■ Task objective ■
All pictures are to be dropped, and the remaining data set down exactly.
◇ ◇ ◇ ◇
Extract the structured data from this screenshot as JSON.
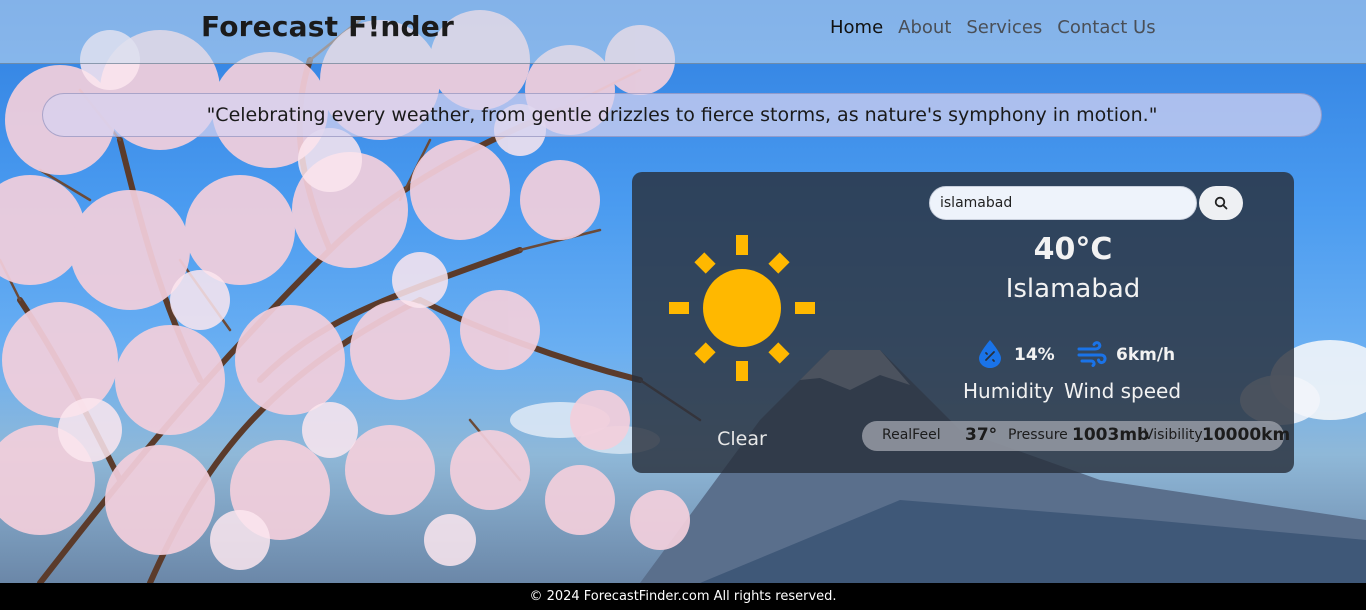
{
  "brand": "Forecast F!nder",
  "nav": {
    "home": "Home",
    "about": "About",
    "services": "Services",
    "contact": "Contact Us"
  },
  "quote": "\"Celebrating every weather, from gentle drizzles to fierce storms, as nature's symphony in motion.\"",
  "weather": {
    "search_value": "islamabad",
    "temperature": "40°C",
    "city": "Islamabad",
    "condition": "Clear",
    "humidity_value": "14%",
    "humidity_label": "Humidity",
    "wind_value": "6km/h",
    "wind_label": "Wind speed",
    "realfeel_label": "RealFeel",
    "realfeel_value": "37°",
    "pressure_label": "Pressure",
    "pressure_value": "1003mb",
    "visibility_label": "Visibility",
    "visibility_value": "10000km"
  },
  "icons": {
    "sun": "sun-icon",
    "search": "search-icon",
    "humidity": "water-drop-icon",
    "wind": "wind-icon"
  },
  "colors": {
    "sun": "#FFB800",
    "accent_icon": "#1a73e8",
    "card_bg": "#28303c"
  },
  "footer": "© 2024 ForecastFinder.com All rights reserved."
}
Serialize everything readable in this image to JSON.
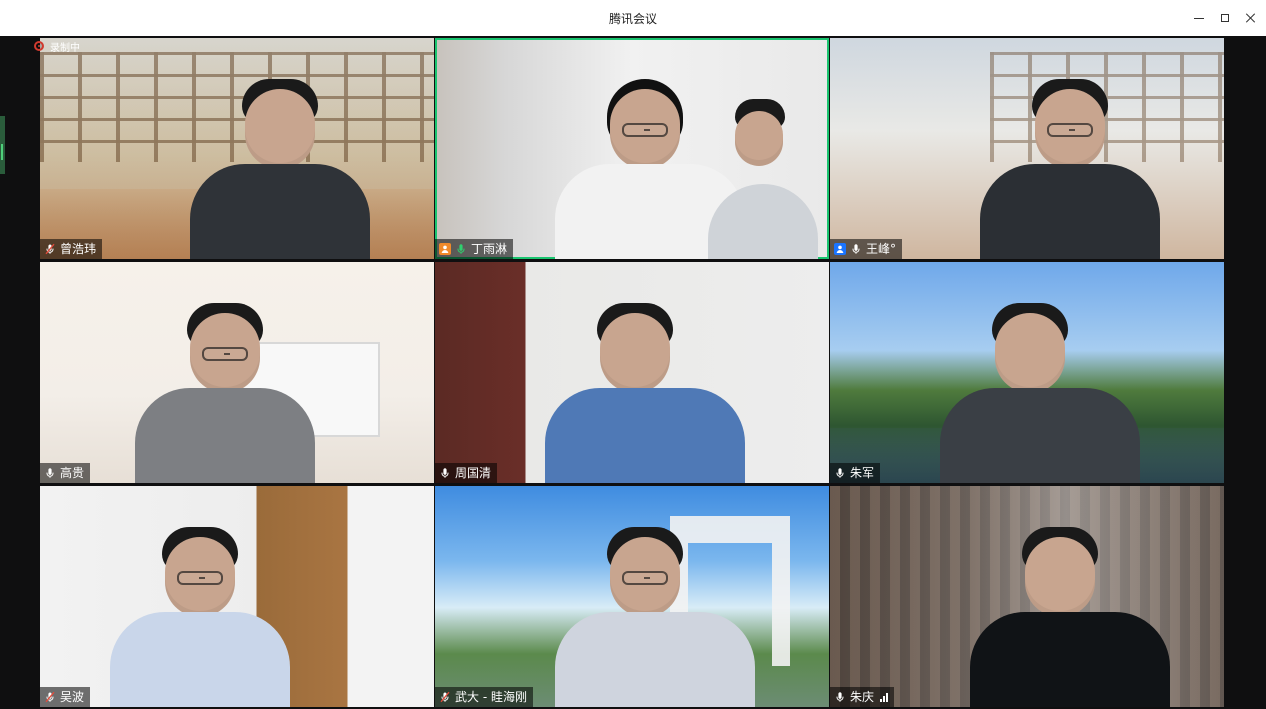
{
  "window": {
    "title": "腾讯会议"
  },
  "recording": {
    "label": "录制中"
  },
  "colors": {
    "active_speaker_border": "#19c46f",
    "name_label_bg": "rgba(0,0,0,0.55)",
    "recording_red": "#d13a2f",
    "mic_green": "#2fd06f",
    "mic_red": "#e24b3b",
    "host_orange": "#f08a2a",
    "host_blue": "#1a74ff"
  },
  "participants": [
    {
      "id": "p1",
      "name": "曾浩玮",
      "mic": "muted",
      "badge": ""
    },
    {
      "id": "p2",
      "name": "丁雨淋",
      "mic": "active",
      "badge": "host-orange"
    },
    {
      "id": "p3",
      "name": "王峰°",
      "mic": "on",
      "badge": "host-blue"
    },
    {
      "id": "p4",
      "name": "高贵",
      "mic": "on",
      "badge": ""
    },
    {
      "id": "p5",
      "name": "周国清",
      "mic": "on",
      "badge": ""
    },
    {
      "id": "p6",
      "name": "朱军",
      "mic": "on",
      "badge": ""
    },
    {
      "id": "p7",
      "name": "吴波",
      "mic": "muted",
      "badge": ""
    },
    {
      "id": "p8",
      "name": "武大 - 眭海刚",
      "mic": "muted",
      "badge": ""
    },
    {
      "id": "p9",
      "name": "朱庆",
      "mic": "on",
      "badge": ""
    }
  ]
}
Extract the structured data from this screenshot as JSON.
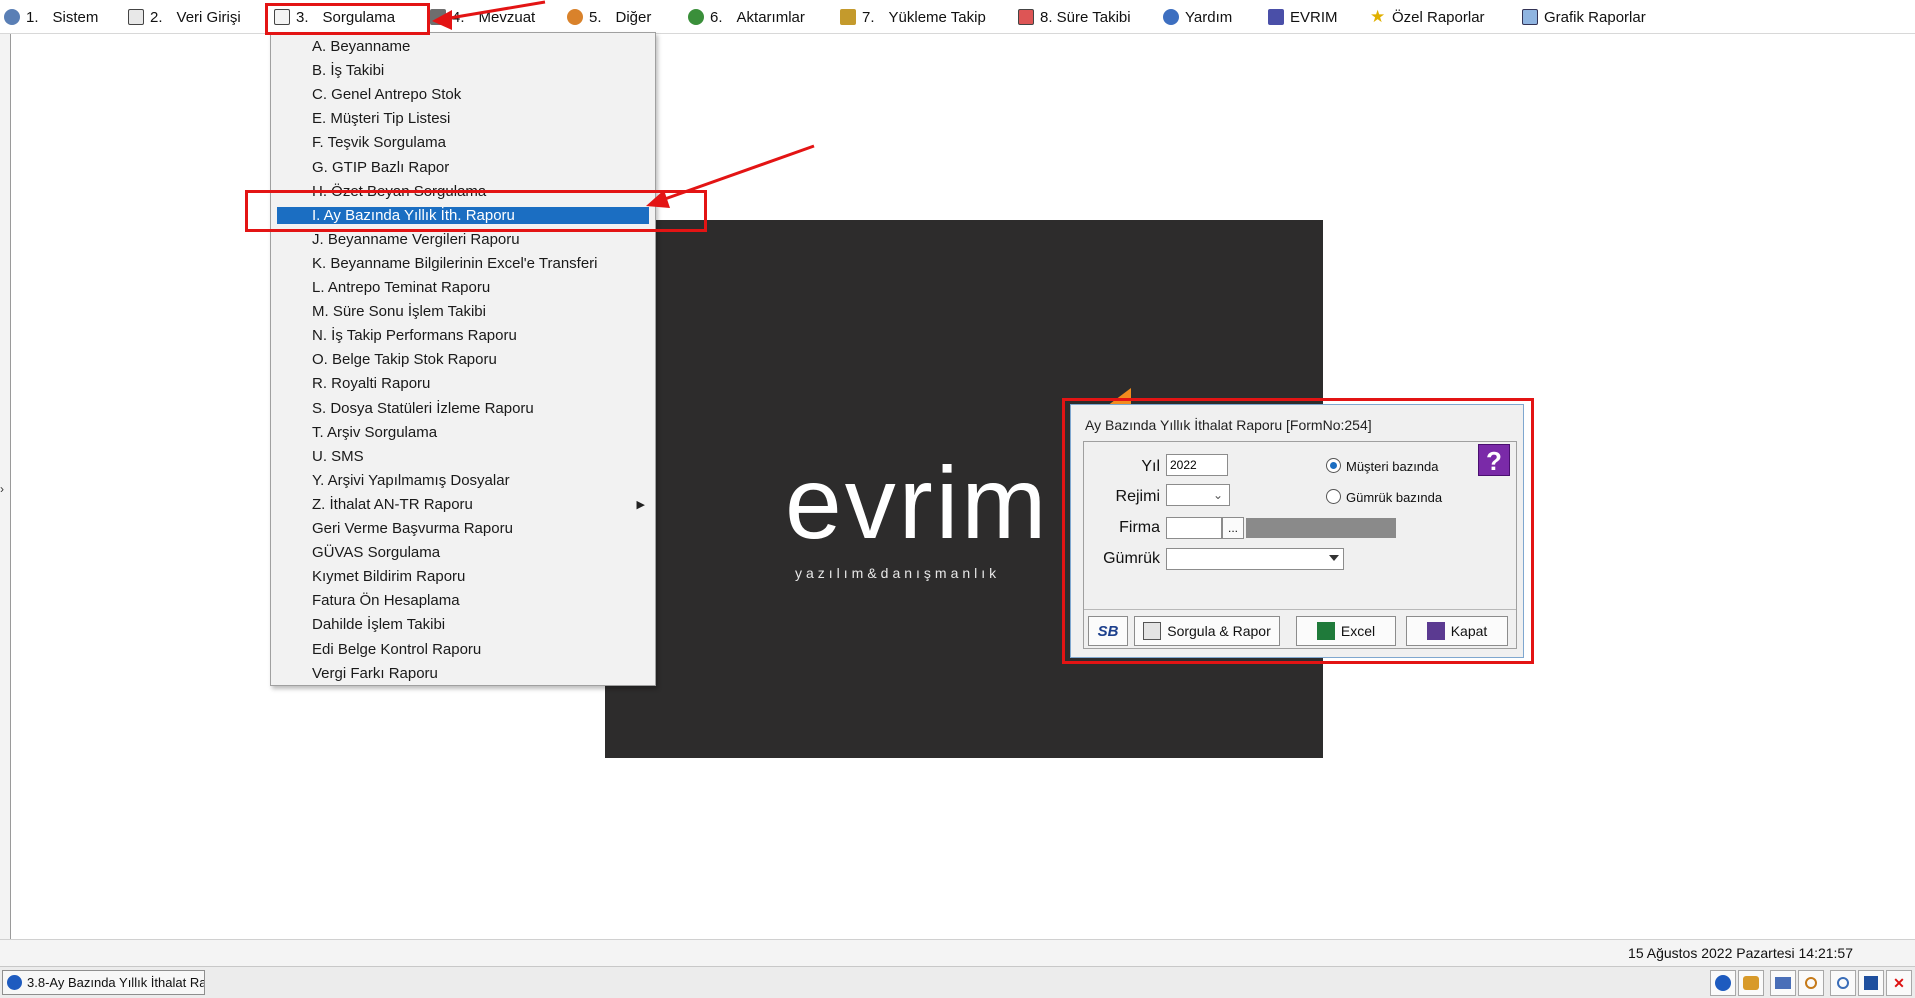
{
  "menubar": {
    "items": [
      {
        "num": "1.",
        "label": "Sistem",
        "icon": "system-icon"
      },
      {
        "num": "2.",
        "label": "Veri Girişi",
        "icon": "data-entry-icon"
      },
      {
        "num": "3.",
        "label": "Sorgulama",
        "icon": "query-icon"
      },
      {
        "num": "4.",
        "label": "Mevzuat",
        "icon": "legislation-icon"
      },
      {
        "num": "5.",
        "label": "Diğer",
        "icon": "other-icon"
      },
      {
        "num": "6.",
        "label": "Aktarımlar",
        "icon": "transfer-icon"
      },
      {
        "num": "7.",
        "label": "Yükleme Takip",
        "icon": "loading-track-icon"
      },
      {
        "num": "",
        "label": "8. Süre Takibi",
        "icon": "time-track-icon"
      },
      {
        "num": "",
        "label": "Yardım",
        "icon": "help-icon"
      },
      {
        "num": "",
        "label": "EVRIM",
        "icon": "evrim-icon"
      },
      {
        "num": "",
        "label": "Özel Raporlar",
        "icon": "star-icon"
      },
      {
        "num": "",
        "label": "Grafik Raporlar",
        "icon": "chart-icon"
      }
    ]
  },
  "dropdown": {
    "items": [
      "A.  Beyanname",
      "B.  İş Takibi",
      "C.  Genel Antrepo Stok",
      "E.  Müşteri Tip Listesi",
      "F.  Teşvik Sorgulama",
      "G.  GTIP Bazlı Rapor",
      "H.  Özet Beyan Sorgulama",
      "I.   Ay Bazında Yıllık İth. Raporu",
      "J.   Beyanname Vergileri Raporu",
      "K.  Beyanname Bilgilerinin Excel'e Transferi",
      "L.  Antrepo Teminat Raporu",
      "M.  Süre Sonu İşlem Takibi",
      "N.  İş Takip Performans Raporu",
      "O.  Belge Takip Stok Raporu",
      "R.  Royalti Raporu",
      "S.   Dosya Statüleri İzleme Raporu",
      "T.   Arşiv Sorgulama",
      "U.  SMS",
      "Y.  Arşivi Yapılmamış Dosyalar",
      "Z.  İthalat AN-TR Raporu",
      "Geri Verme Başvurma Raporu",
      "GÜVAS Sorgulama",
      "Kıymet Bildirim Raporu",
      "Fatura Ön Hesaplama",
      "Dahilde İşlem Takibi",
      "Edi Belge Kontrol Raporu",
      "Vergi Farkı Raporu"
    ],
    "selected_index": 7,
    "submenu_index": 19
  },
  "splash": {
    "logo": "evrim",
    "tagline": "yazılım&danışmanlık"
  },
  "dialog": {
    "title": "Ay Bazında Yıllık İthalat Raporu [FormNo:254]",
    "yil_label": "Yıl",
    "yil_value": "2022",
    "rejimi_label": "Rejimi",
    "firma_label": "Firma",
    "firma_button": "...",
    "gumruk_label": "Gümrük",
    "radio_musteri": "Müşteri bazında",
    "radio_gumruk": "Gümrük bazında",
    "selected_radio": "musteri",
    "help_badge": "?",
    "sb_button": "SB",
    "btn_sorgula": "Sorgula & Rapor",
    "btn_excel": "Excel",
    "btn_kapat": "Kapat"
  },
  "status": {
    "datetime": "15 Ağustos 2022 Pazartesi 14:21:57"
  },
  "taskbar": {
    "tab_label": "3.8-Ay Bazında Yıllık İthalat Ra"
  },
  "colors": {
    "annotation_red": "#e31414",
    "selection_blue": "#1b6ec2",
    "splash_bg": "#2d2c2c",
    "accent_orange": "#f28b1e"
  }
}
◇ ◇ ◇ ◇
■ Output of the exercise ■
Extract the structured data from this screenshot as JSON.
{
  "brand": "Forecast F!nder",
  "nav": {
    "home": "Home",
    "about": "About",
    "services": "Services",
    "contact": "Contact Us"
  },
  "quote": "\"Celebrating every weather, from gentle drizzles to fierce storms, as nature's symphony in motion.\"",
  "weather": {
    "search_value": "islamabad",
    "temperature": "40°C",
    "city": "Islamabad",
    "condition": "Clear",
    "humidity_value": "14%",
    "humidity_label": "Humidity",
    "wind_value": "6km/h",
    "wind_label": "Wind speed",
    "realfeel_label": "RealFeel",
    "realfeel_value": "37°",
    "pressure_label": "Pressure",
    "pressure_value": "1003mb",
    "visibility_label": "Visibility",
    "visibility_value": "10000km"
  },
  "icons": {
    "sun": "sun-icon",
    "search": "search-icon",
    "humidity": "water-drop-icon",
    "wind": "wind-icon"
  },
  "colors": {
    "sun": "#FFB800",
    "accent_icon": "#1a73e8",
    "card_bg": "#28303c"
  },
  "footer": "© 2024 ForecastFinder.com All rights reserved."
}
Serialize everything readable in this image to JSON.
{
  "window": {
    "title": "腾讯会议"
  },
  "recording": {
    "label": "录制中"
  },
  "colors": {
    "active_speaker_border": "#19c46f",
    "name_label_bg": "rgba(0,0,0,0.55)",
    "recording_red": "#d13a2f",
    "mic_green": "#2fd06f",
    "mic_red": "#e24b3b",
    "host_orange": "#f08a2a",
    "host_blue": "#1a74ff"
  },
  "participants": [
    {
      "id": "p1",
      "name": "曾浩玮",
      "mic": "muted",
      "badge": ""
    },
    {
      "id": "p2",
      "name": "丁雨淋",
      "mic": "active",
      "badge": "host-orange"
    },
    {
      "id": "p3",
      "name": "王峰°",
      "mic": "on",
      "badge": "host-blue"
    },
    {
      "id": "p4",
      "name": "高贵",
      "mic": "on",
      "badge": ""
    },
    {
      "id": "p5",
      "name": "周国清",
      "mic": "on",
      "badge": ""
    },
    {
      "id": "p6",
      "name": "朱军",
      "mic": "on",
      "badge": ""
    },
    {
      "id": "p7",
      "name": "吴波",
      "mic": "muted",
      "badge": ""
    },
    {
      "id": "p8",
      "name": "武大 - 眭海刚",
      "mic": "muted",
      "badge": ""
    },
    {
      "id": "p9",
      "name": "朱庆",
      "mic": "on",
      "badge": ""
    }
  ]
}
Extract the structured data from this screenshot as JSON.
{
  "menubar": {
    "items": [
      {
        "num": "1.",
        "label": "Sistem",
        "icon": "system-icon"
      },
      {
        "num": "2.",
        "label": "Veri Girişi",
        "icon": "data-entry-icon"
      },
      {
        "num": "3.",
        "label": "Sorgulama",
        "icon": "query-icon"
      },
      {
        "num": "4.",
        "label": "Mevzuat",
        "icon": "legislation-icon"
      },
      {
        "num": "5.",
        "label": "Diğer",
        "icon": "other-icon"
      },
      {
        "num": "6.",
        "label": "Aktarımlar",
        "icon": "transfer-icon"
      },
      {
        "num": "7.",
        "label": "Yükleme Takip",
        "icon": "loading-track-icon"
      },
      {
        "num": "",
        "label": "8. Süre Takibi",
        "icon": "time-track-icon"
      },
      {
        "num": "",
        "label": "Yardım",
        "icon": "help-icon"
      },
      {
        "num": "",
        "label": "EVRIM",
        "icon": "evrim-icon"
      },
      {
        "num": "",
        "label": "Özel Raporlar",
        "icon": "star-icon"
      },
      {
        "num": "",
        "label": "Grafik Raporlar",
        "icon": "chart-icon"
      }
    ]
  },
  "dropdown": {
    "items": [
      "A.  Beyanname",
      "B.  İş Takibi",
      "C.  Genel Antrepo Stok",
      "E.  Müşteri Tip Listesi",
      "F.  Teşvik Sorgulama",
      "G.  GTIP Bazlı Rapor",
      "H.  Özet Beyan Sorgulama",
      "I.   Ay Bazında Yıllık İth. Raporu",
      "J.   Beyanname Vergileri Raporu",
      "K.  Beyanname Bilgilerinin Excel'e Transferi",
      "L.  Antrepo Teminat Raporu",
      "M.  Süre Sonu İşlem Takibi",
      "N.  İş Takip Performans Raporu",
      "O.  Belge Takip Stok Raporu",
      "R.  Royalti Raporu",
      "S.   Dosya Statüleri İzleme Raporu",
      "T.   Arşiv Sorgulama",
      "U.  SMS",
      "Y.  Arşivi Yapılmamış Dosyalar",
      "Z.  İthalat AN-TR Raporu",
      "Geri Verme Başvurma Raporu",
      "GÜVAS Sorgulama",
      "Kıymet Bildirim Raporu",
      "Fatura Ön Hesaplama",
      "Dahilde İşlem Takibi",
      "Edi Belge Kontrol Raporu",
      "Vergi Farkı Raporu"
    ],
    "selected_index": 7,
    "submenu_index": 19
  },
  "splash": {
    "logo": "evrim",
    "tagline": "yazılım&danışmanlık"
  },
  "dialog": {
    "title": "Ay Bazında Yıllık İthalat Raporu [FormNo:254]",
    "yil_label": "Yıl",
    "yil_value": "2022",
    "rejimi_label": "Rejimi",
    "firma_label": "Firma",
    "firma_button": "...",
    "gumruk_label": "Gümrük",
    "radio_musteri": "Müşteri bazında",
    "radio_gumruk": "Gümrük bazında",
    "selected_radio": "musteri",
    "help_badge": "?",
    "sb_button": "SB",
    "btn_sorgula": "Sorgula & Rapor",
    "btn_excel": "Excel",
    "btn_kapat": "Kapat"
  },
  "status": {
    "datetime": "15 Ağustos 2022 Pazartesi 14:21:57"
  },
  "taskbar": {
    "tab_label": "3.8-Ay Bazında Yıllık İthalat Ra"
  },
  "colors": {
    "annotation_red": "#e31414",
    "selection_blue": "#1b6ec2",
    "splash_bg": "#2d2c2c",
    "accent_orange": "#f28b1e"
  }
}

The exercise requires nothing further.